Amazon has also followed Netflix’s lead in producing its own video content, most notably the Emmy- and Golden Globe-winning comedy Transparent.

Unlike Netflix, however, Amazon Prime video is packaged with a $99 US annual membership to Amazon Prime, which offers free expedited shipping on certain items, as well as preferential access to Amazon’s music and book libraries.

Users can also pay for Prime video on its own by paying $8.99 US per month.

Amazon Prime Video Transparent

Canadians could be able to stream Amazon’s award winning show Transparent via Amazon Prime video as soon as Thursday, Dec. 1. (Mario Anzuoni/Reuters)

Amazon Prime had 63 million U.S. subscribers in the second quarter of 2016, according to a July report from Consumer Intelligence Research Partners.

In October, Netflix said it had 86.74 million subscribers worldwide. A June report from Solutions Research Group said Netflix has about 5.2 million subscriptions in Canada

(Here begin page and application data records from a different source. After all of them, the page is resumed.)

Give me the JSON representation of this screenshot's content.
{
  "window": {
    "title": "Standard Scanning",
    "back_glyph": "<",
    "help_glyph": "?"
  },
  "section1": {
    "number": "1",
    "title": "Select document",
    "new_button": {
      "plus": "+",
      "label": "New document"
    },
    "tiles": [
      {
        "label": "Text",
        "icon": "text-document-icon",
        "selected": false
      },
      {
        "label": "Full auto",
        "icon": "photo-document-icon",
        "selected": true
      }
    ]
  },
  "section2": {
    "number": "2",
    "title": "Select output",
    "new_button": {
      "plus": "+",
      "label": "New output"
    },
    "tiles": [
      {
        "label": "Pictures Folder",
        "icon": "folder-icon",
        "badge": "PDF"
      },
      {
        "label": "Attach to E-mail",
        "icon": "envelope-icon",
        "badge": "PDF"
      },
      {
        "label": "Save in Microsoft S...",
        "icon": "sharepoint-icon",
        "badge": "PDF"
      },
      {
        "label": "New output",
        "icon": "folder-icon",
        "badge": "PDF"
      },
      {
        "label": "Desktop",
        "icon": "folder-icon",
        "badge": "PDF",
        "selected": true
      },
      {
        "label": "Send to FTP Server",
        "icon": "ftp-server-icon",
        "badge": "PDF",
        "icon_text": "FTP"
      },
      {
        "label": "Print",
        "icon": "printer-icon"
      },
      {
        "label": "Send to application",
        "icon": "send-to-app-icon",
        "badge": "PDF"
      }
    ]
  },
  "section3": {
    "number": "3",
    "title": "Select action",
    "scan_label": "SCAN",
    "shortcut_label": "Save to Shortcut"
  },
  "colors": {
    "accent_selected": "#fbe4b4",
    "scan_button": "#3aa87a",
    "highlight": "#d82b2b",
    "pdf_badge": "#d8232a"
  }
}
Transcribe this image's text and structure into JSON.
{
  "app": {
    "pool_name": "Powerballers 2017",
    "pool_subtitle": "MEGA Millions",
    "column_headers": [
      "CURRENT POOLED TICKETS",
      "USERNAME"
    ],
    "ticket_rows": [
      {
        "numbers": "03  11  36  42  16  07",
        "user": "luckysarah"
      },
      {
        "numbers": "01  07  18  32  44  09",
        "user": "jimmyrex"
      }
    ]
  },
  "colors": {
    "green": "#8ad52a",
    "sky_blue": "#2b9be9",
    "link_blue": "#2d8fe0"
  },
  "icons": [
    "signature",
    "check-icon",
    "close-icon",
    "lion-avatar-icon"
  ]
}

Bell Media’s own CraveTV service now has more than one million Canadian subscribers, Turcke told the CRTC on Tuesday.

In September, Rogers and Shaw announced they were shutting down Shomi, their joint video streaming venture. Today is the last day Shomi will be available in Canada.

Bell’s fears about over-the-top competition

At Tuesday’s hearing on the renewal of TV broadcasting licenses, Turcke spoke about the challenge Bell Media faces from over-the-top competitors like Netflix and Amazon, describing them as “formidable competition.”

“So it’s not just our fellow Canadian broadcasters who will try to outbid us for first-run, original programming, but it’s Netflix and now Amazon, two entities that are not subject to the same regulatory requirements as us and that have astronomically more buying power than we do,” said Turcke, according to a copy of her presentation posted on the CRTC website.

In her presentation, Turcke described “a world where Netflix (or another global OTT player) acquires the majority of the top prime time network television shows.”

In such a world, said Turcke, the worst-case scenario for the Canadian broadcasting industry is one “where Canadians decide they don’t need any TV subscription at all because the best of prime-time television is dropped day and date on Netflix.”

“We must have as much flexibility as possible and have parity with other regulated entities,” said Turcke.

Article source: http://www.cbc.ca/news/business/amazon-prime-video-canada-1.3874326?cmp=rss